Have you tried Ichigo Ichie on Neighbourfood?
The pandemic has inspired (forced?) restaurants and chefs into new ways of getting food to their customers who have, in fairness, in many instances, also responded well to the situation. You’ve got Click & Collect, At Home and various other names. Some include delivery. Most recently, my local Neighbourhood have been featuring dishes from Takashi Miyazaki and his Michelin starred restaurant Ichigo Ichie. We’ve dipped into that offering a few times including last Wednesday.
We ordered three dishes: Miso Soup, Maki Sushi and Kuro Curry. Many of you will be familiar with the first two but the Kuro will probably be a puzzle. It was to me until I read up on it. Kuro means black, not at all the most popular colour on your plate. But it, with its local ingredients, was delicious, pepped up by the curry element.
We had enjoyed the Miso soup a week or two ago and enjoyed it again this time.

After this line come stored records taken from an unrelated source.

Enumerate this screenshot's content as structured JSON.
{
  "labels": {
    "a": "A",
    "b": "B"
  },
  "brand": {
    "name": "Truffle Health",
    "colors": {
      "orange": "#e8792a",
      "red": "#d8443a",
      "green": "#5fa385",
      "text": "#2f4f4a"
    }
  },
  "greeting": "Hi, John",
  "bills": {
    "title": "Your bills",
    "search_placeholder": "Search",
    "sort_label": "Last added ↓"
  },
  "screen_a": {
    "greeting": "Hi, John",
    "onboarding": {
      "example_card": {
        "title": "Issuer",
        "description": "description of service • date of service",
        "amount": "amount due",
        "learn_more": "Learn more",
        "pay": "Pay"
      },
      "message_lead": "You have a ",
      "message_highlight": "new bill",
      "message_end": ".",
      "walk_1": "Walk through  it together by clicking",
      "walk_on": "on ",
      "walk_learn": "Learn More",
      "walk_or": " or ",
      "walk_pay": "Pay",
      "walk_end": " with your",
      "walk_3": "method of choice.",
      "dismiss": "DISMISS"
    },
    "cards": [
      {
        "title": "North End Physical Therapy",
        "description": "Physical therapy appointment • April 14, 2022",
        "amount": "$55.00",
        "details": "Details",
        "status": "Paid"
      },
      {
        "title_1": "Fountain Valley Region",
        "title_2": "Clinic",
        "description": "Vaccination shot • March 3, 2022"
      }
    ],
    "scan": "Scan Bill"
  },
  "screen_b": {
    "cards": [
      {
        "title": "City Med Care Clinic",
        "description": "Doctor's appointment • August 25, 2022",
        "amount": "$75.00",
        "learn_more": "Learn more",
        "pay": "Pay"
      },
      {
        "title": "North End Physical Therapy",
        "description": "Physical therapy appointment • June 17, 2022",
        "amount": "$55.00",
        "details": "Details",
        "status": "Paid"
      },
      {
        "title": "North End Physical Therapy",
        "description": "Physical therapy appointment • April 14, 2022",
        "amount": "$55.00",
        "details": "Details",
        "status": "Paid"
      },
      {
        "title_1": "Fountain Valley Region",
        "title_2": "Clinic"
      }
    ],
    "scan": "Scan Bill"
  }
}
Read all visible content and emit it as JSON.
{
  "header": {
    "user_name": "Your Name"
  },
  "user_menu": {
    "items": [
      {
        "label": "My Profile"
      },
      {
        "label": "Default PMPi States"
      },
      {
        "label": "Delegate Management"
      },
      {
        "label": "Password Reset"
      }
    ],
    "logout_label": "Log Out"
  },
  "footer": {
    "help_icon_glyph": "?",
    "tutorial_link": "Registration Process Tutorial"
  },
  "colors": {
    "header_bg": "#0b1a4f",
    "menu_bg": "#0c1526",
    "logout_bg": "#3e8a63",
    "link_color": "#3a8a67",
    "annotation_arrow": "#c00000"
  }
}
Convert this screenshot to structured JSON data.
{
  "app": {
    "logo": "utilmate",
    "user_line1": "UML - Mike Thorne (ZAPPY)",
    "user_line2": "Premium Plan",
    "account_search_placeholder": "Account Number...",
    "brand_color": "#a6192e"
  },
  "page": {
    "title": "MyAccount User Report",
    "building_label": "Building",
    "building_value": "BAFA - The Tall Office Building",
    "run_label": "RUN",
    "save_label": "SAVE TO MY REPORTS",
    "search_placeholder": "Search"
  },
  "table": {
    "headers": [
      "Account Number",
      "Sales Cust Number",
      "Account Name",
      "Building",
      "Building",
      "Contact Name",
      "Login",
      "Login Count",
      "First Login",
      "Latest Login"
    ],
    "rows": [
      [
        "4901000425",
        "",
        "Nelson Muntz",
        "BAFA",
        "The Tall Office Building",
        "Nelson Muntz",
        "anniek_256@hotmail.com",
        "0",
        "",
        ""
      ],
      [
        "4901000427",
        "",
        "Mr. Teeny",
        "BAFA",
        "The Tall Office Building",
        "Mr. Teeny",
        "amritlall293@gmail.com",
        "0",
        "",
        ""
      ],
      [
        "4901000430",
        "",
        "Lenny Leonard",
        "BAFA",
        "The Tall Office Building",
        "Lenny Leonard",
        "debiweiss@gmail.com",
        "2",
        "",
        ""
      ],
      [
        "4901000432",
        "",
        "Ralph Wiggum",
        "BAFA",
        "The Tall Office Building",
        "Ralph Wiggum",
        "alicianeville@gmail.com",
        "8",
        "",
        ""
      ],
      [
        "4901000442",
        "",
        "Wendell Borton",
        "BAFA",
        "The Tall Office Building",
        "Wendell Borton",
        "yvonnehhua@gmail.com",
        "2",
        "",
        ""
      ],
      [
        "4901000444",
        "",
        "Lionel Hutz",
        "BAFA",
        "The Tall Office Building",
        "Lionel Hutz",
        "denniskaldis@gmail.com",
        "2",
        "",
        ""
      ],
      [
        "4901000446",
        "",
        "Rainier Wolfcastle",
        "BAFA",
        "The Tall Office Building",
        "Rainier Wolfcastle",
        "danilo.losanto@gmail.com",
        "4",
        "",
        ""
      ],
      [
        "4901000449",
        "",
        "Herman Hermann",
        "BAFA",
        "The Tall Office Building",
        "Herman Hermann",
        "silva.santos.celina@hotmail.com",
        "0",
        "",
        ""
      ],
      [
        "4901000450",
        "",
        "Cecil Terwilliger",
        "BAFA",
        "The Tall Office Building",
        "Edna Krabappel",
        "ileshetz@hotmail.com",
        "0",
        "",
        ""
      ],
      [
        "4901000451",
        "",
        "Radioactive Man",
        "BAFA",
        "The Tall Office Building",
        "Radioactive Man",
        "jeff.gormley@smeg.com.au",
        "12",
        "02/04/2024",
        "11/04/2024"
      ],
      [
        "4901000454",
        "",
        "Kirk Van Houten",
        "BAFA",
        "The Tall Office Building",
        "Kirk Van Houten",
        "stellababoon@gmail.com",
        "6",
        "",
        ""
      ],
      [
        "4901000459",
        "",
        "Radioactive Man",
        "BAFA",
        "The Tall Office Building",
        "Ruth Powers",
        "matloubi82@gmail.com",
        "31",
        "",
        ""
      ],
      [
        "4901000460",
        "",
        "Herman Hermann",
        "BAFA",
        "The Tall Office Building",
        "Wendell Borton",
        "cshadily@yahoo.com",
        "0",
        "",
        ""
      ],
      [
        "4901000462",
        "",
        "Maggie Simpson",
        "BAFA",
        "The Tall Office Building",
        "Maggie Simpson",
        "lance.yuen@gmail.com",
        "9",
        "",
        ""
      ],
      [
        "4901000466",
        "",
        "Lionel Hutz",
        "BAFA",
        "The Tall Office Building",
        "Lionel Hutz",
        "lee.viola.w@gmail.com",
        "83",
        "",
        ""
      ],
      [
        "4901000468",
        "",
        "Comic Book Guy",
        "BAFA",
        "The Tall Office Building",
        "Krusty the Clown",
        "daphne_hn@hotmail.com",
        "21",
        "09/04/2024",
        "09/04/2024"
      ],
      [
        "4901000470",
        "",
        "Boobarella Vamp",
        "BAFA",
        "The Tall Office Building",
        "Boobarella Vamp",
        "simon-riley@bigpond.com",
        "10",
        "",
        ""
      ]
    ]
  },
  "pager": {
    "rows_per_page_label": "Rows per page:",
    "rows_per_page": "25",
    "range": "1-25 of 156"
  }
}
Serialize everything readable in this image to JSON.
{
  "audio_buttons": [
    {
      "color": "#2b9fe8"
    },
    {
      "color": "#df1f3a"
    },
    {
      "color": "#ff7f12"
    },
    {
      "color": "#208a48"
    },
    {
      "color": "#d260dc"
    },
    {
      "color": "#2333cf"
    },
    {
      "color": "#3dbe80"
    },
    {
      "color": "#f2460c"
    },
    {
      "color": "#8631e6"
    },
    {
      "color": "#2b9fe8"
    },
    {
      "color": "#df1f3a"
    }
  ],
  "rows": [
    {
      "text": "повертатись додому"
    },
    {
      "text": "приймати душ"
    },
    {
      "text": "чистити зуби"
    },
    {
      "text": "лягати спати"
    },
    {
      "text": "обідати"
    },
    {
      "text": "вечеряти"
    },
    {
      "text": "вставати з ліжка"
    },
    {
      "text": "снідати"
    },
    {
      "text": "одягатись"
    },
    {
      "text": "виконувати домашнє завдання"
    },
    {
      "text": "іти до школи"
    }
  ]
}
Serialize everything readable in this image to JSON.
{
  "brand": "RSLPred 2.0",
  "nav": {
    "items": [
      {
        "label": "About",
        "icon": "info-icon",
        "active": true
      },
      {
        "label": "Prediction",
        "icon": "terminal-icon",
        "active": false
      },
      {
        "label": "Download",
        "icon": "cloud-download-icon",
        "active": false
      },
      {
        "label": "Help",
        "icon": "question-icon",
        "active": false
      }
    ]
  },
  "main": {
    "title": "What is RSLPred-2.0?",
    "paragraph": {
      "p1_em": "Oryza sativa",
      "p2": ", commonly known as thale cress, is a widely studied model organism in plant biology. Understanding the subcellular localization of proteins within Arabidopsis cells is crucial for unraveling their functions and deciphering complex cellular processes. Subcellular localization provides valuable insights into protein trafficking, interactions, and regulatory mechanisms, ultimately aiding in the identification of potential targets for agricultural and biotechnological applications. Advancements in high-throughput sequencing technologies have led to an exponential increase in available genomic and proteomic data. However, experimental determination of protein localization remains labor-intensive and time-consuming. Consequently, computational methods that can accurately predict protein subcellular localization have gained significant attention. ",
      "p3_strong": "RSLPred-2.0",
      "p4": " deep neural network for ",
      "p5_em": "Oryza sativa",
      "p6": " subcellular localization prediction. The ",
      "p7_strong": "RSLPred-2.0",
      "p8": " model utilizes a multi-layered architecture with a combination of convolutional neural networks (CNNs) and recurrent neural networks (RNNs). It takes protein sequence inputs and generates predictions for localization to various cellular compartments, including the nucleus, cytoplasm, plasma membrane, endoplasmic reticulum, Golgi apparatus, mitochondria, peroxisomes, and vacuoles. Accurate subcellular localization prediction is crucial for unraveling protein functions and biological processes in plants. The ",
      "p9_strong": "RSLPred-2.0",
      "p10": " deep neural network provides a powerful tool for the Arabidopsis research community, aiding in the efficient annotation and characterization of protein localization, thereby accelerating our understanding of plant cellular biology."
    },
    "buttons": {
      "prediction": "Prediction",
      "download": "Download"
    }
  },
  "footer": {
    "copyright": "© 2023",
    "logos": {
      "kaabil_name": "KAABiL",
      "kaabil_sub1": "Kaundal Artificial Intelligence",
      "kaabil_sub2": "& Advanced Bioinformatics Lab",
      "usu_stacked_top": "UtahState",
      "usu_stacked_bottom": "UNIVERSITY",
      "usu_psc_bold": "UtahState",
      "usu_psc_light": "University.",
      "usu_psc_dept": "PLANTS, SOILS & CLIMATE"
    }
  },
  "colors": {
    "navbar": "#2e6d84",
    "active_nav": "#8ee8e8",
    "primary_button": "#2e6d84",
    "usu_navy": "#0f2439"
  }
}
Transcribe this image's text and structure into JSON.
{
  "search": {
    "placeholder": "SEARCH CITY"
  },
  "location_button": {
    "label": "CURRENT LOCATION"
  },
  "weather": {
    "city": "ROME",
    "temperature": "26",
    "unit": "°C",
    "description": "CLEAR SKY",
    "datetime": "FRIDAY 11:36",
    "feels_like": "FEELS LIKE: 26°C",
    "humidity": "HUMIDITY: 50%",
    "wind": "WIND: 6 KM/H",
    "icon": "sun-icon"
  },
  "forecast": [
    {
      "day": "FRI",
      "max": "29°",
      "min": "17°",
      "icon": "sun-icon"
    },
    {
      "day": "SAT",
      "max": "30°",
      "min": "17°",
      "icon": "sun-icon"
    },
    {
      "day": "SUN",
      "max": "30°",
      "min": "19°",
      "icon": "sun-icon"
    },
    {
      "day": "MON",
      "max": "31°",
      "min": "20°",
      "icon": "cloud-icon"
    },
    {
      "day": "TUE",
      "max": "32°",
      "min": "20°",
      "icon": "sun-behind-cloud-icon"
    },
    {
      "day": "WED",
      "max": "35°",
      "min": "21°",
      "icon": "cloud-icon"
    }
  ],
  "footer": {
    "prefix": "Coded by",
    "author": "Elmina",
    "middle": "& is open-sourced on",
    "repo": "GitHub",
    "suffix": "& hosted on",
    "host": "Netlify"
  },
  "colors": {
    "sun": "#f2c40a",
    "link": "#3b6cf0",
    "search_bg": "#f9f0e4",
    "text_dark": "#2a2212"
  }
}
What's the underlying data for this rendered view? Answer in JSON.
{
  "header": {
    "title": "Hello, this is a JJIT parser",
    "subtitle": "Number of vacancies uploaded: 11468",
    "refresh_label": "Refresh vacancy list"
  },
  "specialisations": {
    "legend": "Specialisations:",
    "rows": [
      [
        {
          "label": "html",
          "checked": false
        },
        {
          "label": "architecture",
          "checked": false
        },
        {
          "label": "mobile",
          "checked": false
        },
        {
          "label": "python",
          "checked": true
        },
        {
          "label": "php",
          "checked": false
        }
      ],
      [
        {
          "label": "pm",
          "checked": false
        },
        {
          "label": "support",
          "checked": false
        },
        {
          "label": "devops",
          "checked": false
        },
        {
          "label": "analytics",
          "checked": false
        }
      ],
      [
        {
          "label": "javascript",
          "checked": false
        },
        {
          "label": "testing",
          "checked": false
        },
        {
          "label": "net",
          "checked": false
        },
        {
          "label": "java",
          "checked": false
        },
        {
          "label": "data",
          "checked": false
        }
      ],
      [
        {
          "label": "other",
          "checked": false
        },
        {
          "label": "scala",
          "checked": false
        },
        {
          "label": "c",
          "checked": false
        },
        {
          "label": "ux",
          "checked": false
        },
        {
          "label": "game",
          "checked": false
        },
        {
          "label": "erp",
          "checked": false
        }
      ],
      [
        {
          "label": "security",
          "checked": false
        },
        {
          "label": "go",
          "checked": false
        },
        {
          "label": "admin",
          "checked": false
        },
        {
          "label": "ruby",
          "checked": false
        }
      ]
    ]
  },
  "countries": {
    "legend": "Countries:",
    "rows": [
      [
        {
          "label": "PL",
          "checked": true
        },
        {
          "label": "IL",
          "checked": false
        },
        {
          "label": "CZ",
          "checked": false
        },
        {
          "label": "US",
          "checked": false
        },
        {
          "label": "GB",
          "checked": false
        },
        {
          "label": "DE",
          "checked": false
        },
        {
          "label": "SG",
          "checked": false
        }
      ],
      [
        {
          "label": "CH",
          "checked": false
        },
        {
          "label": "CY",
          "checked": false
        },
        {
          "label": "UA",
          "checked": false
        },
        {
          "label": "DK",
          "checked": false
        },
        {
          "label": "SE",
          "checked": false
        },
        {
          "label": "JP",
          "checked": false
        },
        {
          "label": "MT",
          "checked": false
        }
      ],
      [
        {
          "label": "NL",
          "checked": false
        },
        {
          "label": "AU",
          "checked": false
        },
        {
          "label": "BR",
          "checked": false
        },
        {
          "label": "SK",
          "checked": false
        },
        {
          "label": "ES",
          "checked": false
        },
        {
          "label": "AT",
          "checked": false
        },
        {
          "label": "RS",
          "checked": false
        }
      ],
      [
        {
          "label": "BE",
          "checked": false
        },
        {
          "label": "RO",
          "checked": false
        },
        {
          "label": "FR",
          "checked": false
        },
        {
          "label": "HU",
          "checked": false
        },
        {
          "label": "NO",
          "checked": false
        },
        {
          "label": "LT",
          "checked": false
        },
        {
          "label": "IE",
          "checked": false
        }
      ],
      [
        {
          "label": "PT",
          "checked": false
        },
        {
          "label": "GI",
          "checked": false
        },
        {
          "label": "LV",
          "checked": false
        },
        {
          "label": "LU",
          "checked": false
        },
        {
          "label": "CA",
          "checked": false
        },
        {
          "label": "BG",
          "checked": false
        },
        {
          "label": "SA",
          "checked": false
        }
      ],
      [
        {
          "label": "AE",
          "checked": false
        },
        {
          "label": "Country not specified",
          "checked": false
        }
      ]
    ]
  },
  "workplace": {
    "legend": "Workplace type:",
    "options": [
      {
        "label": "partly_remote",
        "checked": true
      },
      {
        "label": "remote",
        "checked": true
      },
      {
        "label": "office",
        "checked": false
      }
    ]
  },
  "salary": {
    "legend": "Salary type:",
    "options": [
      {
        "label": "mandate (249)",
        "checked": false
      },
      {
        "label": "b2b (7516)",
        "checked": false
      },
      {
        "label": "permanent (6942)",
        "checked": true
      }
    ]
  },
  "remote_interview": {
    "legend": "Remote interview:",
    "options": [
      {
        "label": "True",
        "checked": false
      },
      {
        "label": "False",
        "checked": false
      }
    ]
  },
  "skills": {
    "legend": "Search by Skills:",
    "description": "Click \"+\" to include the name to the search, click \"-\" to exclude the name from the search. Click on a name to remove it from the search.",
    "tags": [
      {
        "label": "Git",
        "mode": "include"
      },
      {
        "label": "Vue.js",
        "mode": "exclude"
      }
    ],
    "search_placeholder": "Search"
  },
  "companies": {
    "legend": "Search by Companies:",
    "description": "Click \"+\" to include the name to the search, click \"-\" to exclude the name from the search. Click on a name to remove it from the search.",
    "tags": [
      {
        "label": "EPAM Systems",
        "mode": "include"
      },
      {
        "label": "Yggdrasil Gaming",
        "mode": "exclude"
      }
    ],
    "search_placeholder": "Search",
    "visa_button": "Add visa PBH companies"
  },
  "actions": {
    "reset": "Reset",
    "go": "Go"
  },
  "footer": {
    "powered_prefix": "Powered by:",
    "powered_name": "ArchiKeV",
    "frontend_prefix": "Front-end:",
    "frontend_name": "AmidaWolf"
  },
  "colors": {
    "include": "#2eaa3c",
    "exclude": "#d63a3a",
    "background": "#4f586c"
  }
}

It is a traditional Japanese soup consisting of stock into which softened miso paste is mixed. In addition, there are many optional ingredients that may be added depending on seasonal recipes. Full of flavour and nice and warm for this time of year.
We also had the Maki, a sushi that is cylindrical in shape and includes grilled seaweed nori, that is rolled around sushi rice and various other fillings. It is one sliced maki sushi roll that comes in 6 slices - fish will vary daily. Again we have previously enjoyed Miyazaki’s sushis and he is a master.
You could also try his Nigiri which is thinly sliced raw or aged fish set on top of a mound of sushi rice. A small amount of wasabi is often placed in between the rice and fish. There is a selection of 5 pieces of nigiri - fish will vary daily. Again, these come from the hands of a master and won’t disappoint.
The Kuro curry, as I said earlier, translates from Japanese to Black Curry and is totally new to me. This dish features a home-made burger made from 100 % Hereford Caherbeg beef and free-range pork mince. The curry sauce is made from roasted wheat flour and squid ink. The result is a dark, smooth, elegant sauce. It is also served with rice and pickled vegetables.
I can understand this cuisine may sound strange and off-putting to some but if you’re game to try something new and different, then go for it! If you want to ease into it, try the soup and the sushi or nigiri. Not often you’ll get Michelin-class expertise and food at these prices.